Practice point:  One of several nonnegligent explanations for a rear-end collision may be a sudden stop of the lead vehicle.  However, vehicle stops which are foreseeable under the prevailing traffic conditions, even if sudden and frequent, must be anticipated by the following driver, who is under a duty to maintain a safe distance between the following car and the car ahead.

Student note:  A rear-end collision with a stopped or stopping vehicle creates a prima facie case of negligence with respect to the operator of the rear vehicle and imposes a duty on that operator to rebut the inference of negligence by providing a nonnegligent explanation for the collision.

Case:  Le Grand v. Silberstein, NY Slip Op 08608 (2d Dept. 2014)

Here is the decision.

Tomorrow's issue:  A collision with an unmarked police car.

Monday, December 15, 2014

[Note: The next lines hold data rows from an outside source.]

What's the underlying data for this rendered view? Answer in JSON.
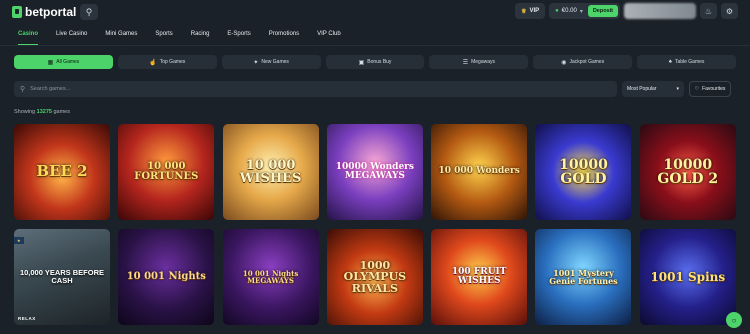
{
  "brand": {
    "name": "betportal"
  },
  "header": {
    "vip_label": "VIP",
    "balance": "€0.00",
    "deposit_label": "Deposit"
  },
  "nav": [
    "Casino",
    "Live Casino",
    "Mini Games",
    "Sports",
    "Racing",
    "E-Sports",
    "Promotions",
    "VIP Club"
  ],
  "categories": [
    {
      "label": "All Games",
      "icon": "grid-icon"
    },
    {
      "label": "Top Games",
      "icon": "thumb-icon"
    },
    {
      "label": "New Games",
      "icon": "sparkle-icon"
    },
    {
      "label": "Bonus Buy",
      "icon": "cart-icon"
    },
    {
      "label": "Megaways",
      "icon": "layers-icon"
    },
    {
      "label": "Jackpot Games",
      "icon": "coin-icon"
    },
    {
      "label": "Table Games",
      "icon": "cards-icon"
    }
  ],
  "search": {
    "placeholder": "Search games..."
  },
  "sort": {
    "value": "Most Popular"
  },
  "favourites_label": "Favourites",
  "results": {
    "prefix": "Showing",
    "count": "13275",
    "suffix": "games"
  },
  "games": [
    {
      "title": "BEE 2",
      "provider": ""
    },
    {
      "title": "10 000 FORTUNES",
      "provider": ""
    },
    {
      "title": "10 000 WISHES",
      "provider": ""
    },
    {
      "title": "10000 Wonders MEGAWAYS",
      "provider": ""
    },
    {
      "title": "10 000 Wonders",
      "provider": ""
    },
    {
      "title": "10000 GOLD",
      "provider": ""
    },
    {
      "title": "10000 GOLD 2",
      "provider": ""
    },
    {
      "title": "10,000 YEARS BEFORE CASH",
      "provider": "RELAX"
    },
    {
      "title": "10 001 Nights",
      "provider": ""
    },
    {
      "title": "10 001 Nights MEGAWAYS",
      "provider": ""
    },
    {
      "title": "1000 OLYMPUS RIVALS",
      "provider": ""
    },
    {
      "title": "100 FRUIT WISHES",
      "provider": ""
    },
    {
      "title": "1001 Mystery Genie Fortunes",
      "provider": ""
    },
    {
      "title": "1001 Spins",
      "provider": ""
    }
  ],
  "colors": {
    "accent": "#4cd36a",
    "bg": "#1b2128",
    "panel": "#262e37"
  }
}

A school bus company's liability for a fight on the bus.

 Practice point:  The bus defendants established their prima facie entitlement to judgment as a matter of law by demonstrating that they had no notice of any violent propensities or disciplinary problems on the part of the assailant.  The assailant's act of punching the infant plaintiff was sudden and unforeseeable, and any lack of supervision was not a proximate cause of the infant's alleged injuries.

Student note:  Like a school, a school bus company has a duty to adequately supervise children in its care, and to exercise the same degree of care toward them as would a reasonably prudent parent under similar circumstances. However, schools and school bus companies are not insurers of their students' safety. For liability to attach, they must have notice of the specific dangerous conduct so as to render the injury foreseeable, as well as a reasonable opportunity to prevent it.

Case:  Braun v. Longwood Jr. High School, NY Slip Op 08595 (2d Dept. 2014)

Here is the decision.

Tomorrow's issue: A rear-end collision and a negligence claim.

Friday, December 12, 2014

Dismissal of a complaint alleging discrimination under the State and City Human Rights Laws.

Practice point:  Plaintiff failed to establish a prima facie case of discrimination under either the State or City Human Rights Laws because he failed to allege that defendants, who rejected plaintiff's screenplay submissions, were actually aware of his race. Instead, the complaint merely alleges that plaintiff sent defendants a link to a social networking site that contained his photograph, and that his photo was also available on the internet. In fact, the complaint itself suggests that defendants did not reject his screenplay submissions because of his race, but because defendants reviewed such submissions only when they were referred by a movie industry insider, and plaintiff did not know such an insider. The complaint also fails to allege discrimination under a disparate impact theory because it fails to allege any facts showing that defendants' insider-referral policy falls more harshly on black screenwriter applicants than other groups.

Student note:  Plaintiff does not adequately allege that he sought employment with defendants, as is required to support a State or City claim for unlawful discriminatory practices in employment by employers, and discrimination in an employment agency's referrals to an employer, pursuant to Executive Law §§ 296[1][a], [b] and Administrative Code §§ 8-107[1][a], [b].

Case:  Samuels v. William Morris Agency, NY Slip Op 08562 (1st Dept. 2014)

Here is the decision.

Monday's issue:  A school bus company's liability for a fight on the bus.